***** Data provided

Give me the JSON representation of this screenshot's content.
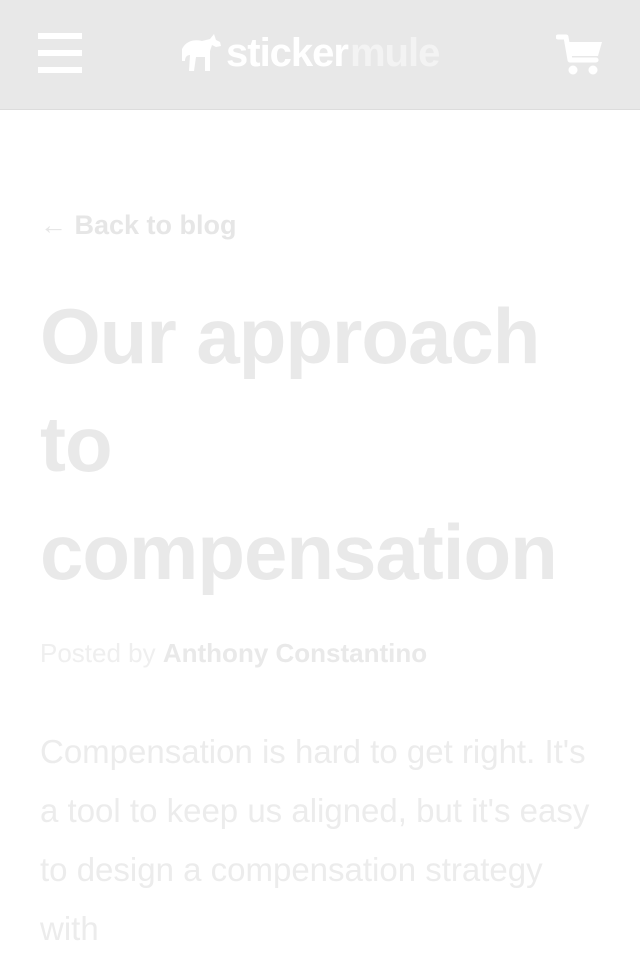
{
  "header": {
    "menu_icon": "hamburger-menu-icon",
    "logo_part1": "sticker",
    "logo_part2": "mule",
    "logo_icon": "mule-logo-icon",
    "cart_icon": "shopping-cart-icon",
    "background": "#e8e8e8"
  },
  "article": {
    "back_link": "← Back to blog",
    "title": "Our approach to compensation",
    "byline_prefix": "Posted by ",
    "author": "Anthony Constantino",
    "body": "Compensation is hard to get right. It's a tool to keep us aligned, but it's easy to design a compensation strategy with"
  }
}
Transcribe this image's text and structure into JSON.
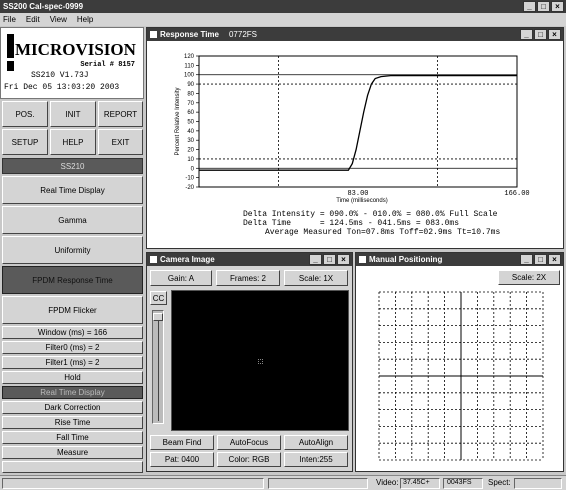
{
  "app": {
    "title": "SS200 Cal-spec-0999"
  },
  "menu": [
    "File",
    "Edit",
    "View",
    "Help"
  ],
  "brand": {
    "logo": "MICROVISION",
    "serial": "Serial # 8157",
    "version": "SS210 V1.73J",
    "datetime": "Fri Dec 05 13:03:20 2003"
  },
  "controls": {
    "pos": "POS.",
    "init": "INIT",
    "report": "REPORT",
    "setup": "SETUP",
    "help": "HELP",
    "exit": "EXIT"
  },
  "sidebar": {
    "header": "SS210",
    "big_buttons": [
      "Real Time Display",
      "Gamma",
      "Uniformity",
      "FPDM Response Time",
      "FPDM Flicker"
    ],
    "small_buttons": [
      "Window (ms) = 166",
      "Filter0 (ms) = 2",
      "Filter1 (ms) = 2",
      "Hold",
      "Real Time Display",
      "Dark Correction",
      "Rise Time",
      "Fall Time",
      "Measure"
    ]
  },
  "response": {
    "title": "Response Time",
    "title_code": "0772FS",
    "ylabel": "Percent Relative Intensity",
    "xlabel": "Time (milliseconds)",
    "line1": "Delta Intensity = 090.0% - 010.0% = 080.0% Full Scale",
    "line2": "Delta Time      = 124.5ms - 041.5ms = 083.0ms",
    "line3": "Average Measured Ton=07.8ms Toff=02.9ms Tt=10.7ms"
  },
  "chart_data": {
    "type": "line",
    "xlim": [
      0,
      166
    ],
    "ylim": [
      -20,
      120
    ],
    "yticks": [
      -20,
      -10,
      0,
      10,
      20,
      30,
      40,
      50,
      60,
      70,
      80,
      90,
      100,
      110,
      120
    ],
    "xtick_labels": [
      "83.00",
      "166.00"
    ],
    "hlines": [
      0,
      10,
      90,
      100
    ],
    "vlines": [
      41.5,
      124.5
    ],
    "series": [
      {
        "x": [
          0,
          20,
          40,
          60,
          70,
          75,
          78,
          80,
          82,
          84,
          86,
          88,
          90,
          92,
          95,
          100,
          120,
          140,
          166
        ],
        "values": [
          -2,
          -2,
          -2,
          -2,
          -2,
          -2,
          -2,
          5,
          20,
          40,
          60,
          78,
          90,
          96,
          98,
          99,
          99,
          99,
          99
        ]
      }
    ]
  },
  "camera": {
    "title": "Camera Image",
    "gain": "Gain: A",
    "frames": "Frames: 2",
    "scale": "Scale: 1X",
    "cc": "CC",
    "beam_find": "Beam Find",
    "autofocus": "AutoFocus",
    "autoalign": "AutoAlign",
    "pat": "Pat: 0400",
    "color": "Color: RGB",
    "inten": "Inten:255"
  },
  "manual": {
    "title": "Manual Positioning",
    "scale": "Scale: 2X"
  },
  "status": {
    "video_label": "Video:",
    "video_value": "37.45C+",
    "code": "0043FS",
    "spect_label": "Spect:"
  }
}
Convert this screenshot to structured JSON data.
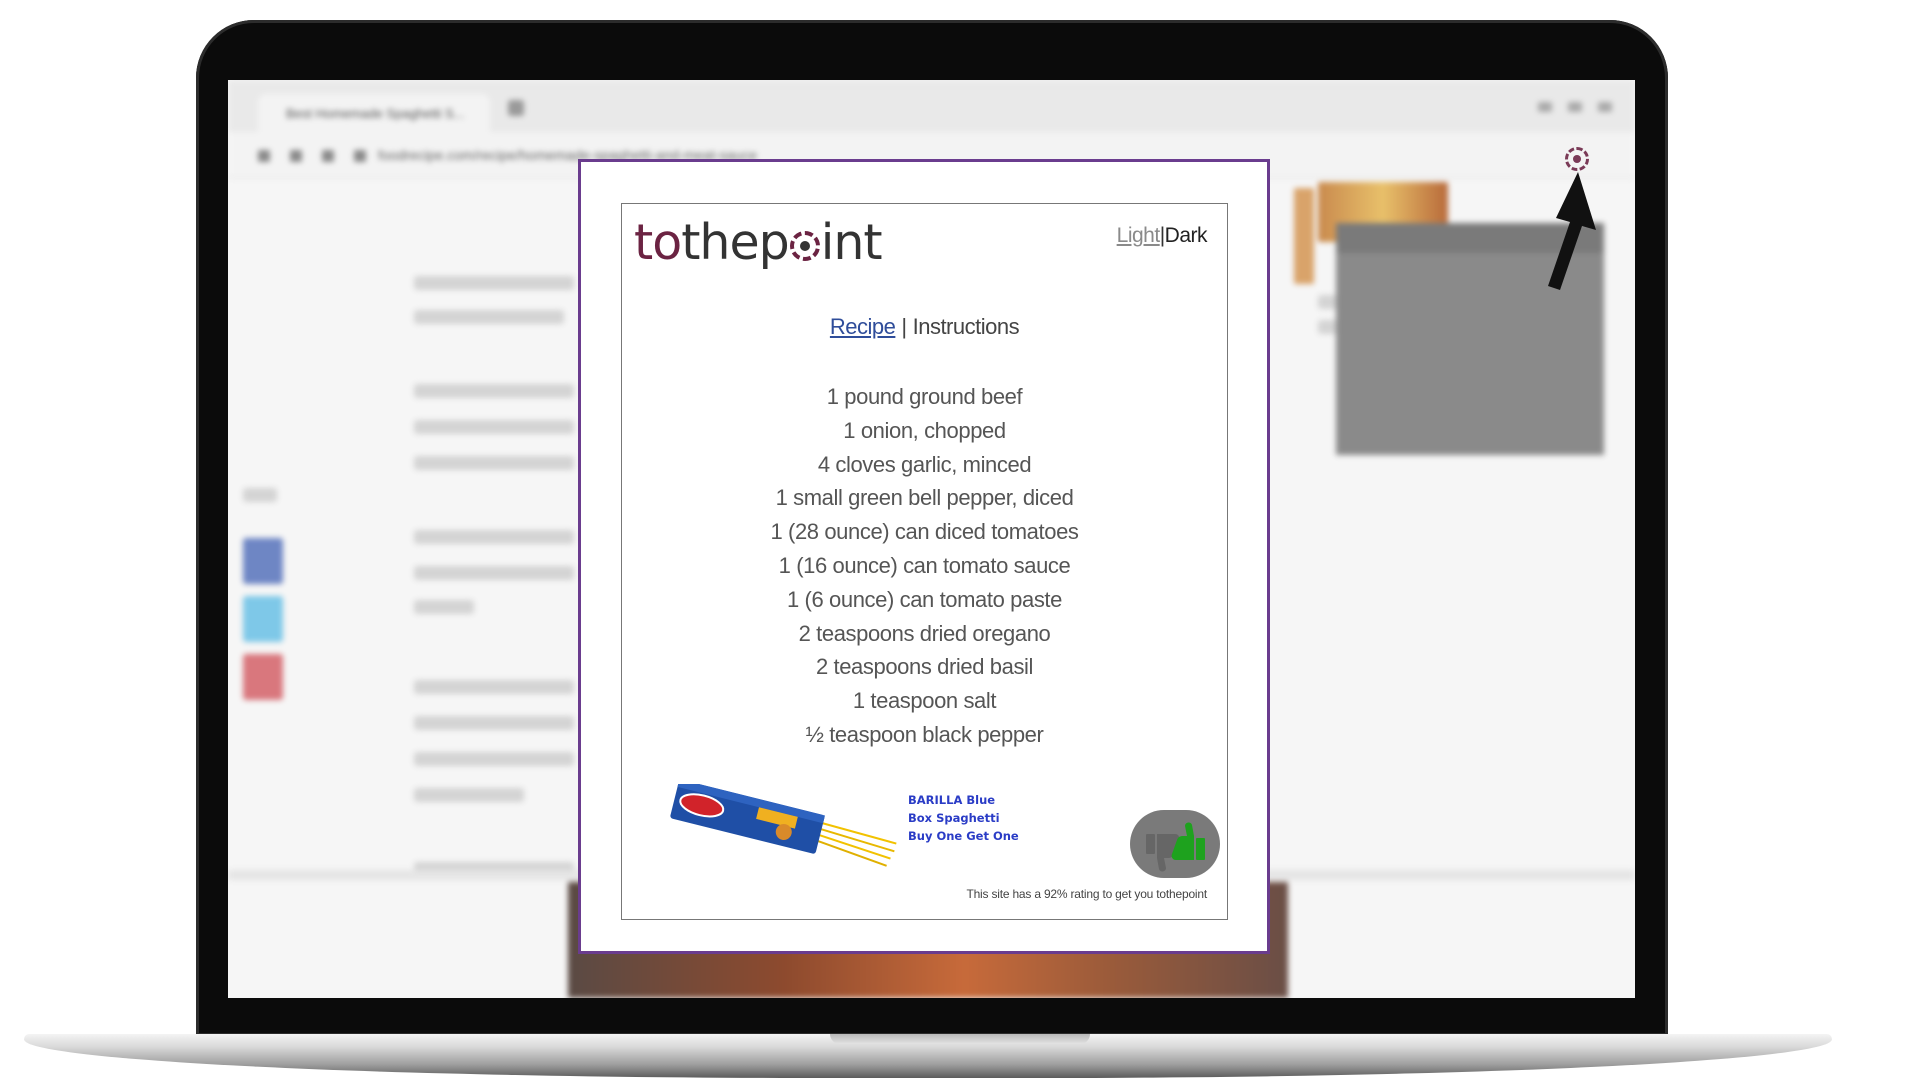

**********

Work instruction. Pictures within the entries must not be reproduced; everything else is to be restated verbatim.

Solution.
Give me the JSON representation of this screenshot's content.
{
  "header": {
    "menu_icon": "hamburger-menu-icon",
    "logo_part1": "sticker",
    "logo_part2": "mule",
    "logo_icon": "mule-logo-icon",
    "cart_icon": "shopping-cart-icon",
    "background": "#e8e8e8"
  },
  "article": {
    "back_link": "← Back to blog",
    "title": "Our approach to compensation",
    "byline_prefix": "Posted by ",
    "author": "Anthony Constantino",
    "body": "Compensation is hard to get right. It's a tool to keep us aligned, but it's easy to design a compensation strategy with"
  }
}
Transcribe this image's text and structure into JSON.
{
  "app": {
    "title": "SS200 Cal-spec-0999"
  },
  "menu": [
    "File",
    "Edit",
    "View",
    "Help"
  ],
  "brand": {
    "logo": "MICROVISION",
    "serial": "Serial # 8157",
    "version": "SS210 V1.73J",
    "datetime": "Fri Dec 05 13:03:20 2003"
  },
  "controls": {
    "pos": "POS.",
    "init": "INIT",
    "report": "REPORT",
    "setup": "SETUP",
    "help": "HELP",
    "exit": "EXIT"
  },
  "sidebar": {
    "header": "SS210",
    "big_buttons": [
      "Real Time Display",
      "Gamma",
      "Uniformity",
      "FPDM Response Time",
      "FPDM Flicker"
    ],
    "small_buttons": [
      "Window (ms) = 166",
      "Filter0 (ms) = 2",
      "Filter1 (ms) = 2",
      "Hold",
      "Real Time Display",
      "Dark Correction",
      "Rise Time",
      "Fall Time",
      "Measure"
    ]
  },
  "response": {
    "title": "Response Time",
    "title_code": "0772FS",
    "ylabel": "Percent Relative Intensity",
    "xlabel": "Time (milliseconds)",
    "line1": "Delta Intensity = 090.0% - 010.0% = 080.0% Full Scale",
    "line2": "Delta Time      = 124.5ms - 041.5ms = 083.0ms",
    "line3": "Average Measured Ton=07.8ms Toff=02.9ms Tt=10.7ms"
  },
  "chart_data": {
    "type": "line",
    "xlim": [
      0,
      166
    ],
    "ylim": [
      -20,
      120
    ],
    "yticks": [
      -20,
      -10,
      0,
      10,
      20,
      30,
      40,
      50,
      60,
      70,
      80,
      90,
      100,
      110,
      120
    ],
    "xtick_labels": [
      "83.00",
      "166.00"
    ],
    "hlines": [
      0,
      10,
      90,
      100
    ],
    "vlines": [
      41.5,
      124.5
    ],
    "series": [
      {
        "x": [
          0,
          20,
          40,
          60,
          70,
          75,
          78,
          80,
          82,
          84,
          86,
          88,
          90,
          92,
          95,
          100,
          120,
          140,
          166
        ],
        "values": [
          -2,
          -2,
          -2,
          -2,
          -2,
          -2,
          -2,
          5,
          20,
          40,
          60,
          78,
          90,
          96,
          98,
          99,
          99,
          99,
          99
        ]
      }
    ]
  },
  "camera": {
    "title": "Camera Image",
    "gain": "Gain: A",
    "frames": "Frames: 2",
    "scale": "Scale: 1X",
    "cc": "CC",
    "beam_find": "Beam Find",
    "autofocus": "AutoFocus",
    "autoalign": "AutoAlign",
    "pat": "Pat: 0400",
    "color": "Color: RGB",
    "inten": "Inten:255"
  },
  "manual": {
    "title": "Manual Positioning",
    "scale": "Scale: 2X"
  },
  "status": {
    "video_label": "Video:",
    "video_value": "37.45C+",
    "code": "0043FS",
    "spect_label": "Spect:"
  }
}
Convert this screenshot to structured JSON data.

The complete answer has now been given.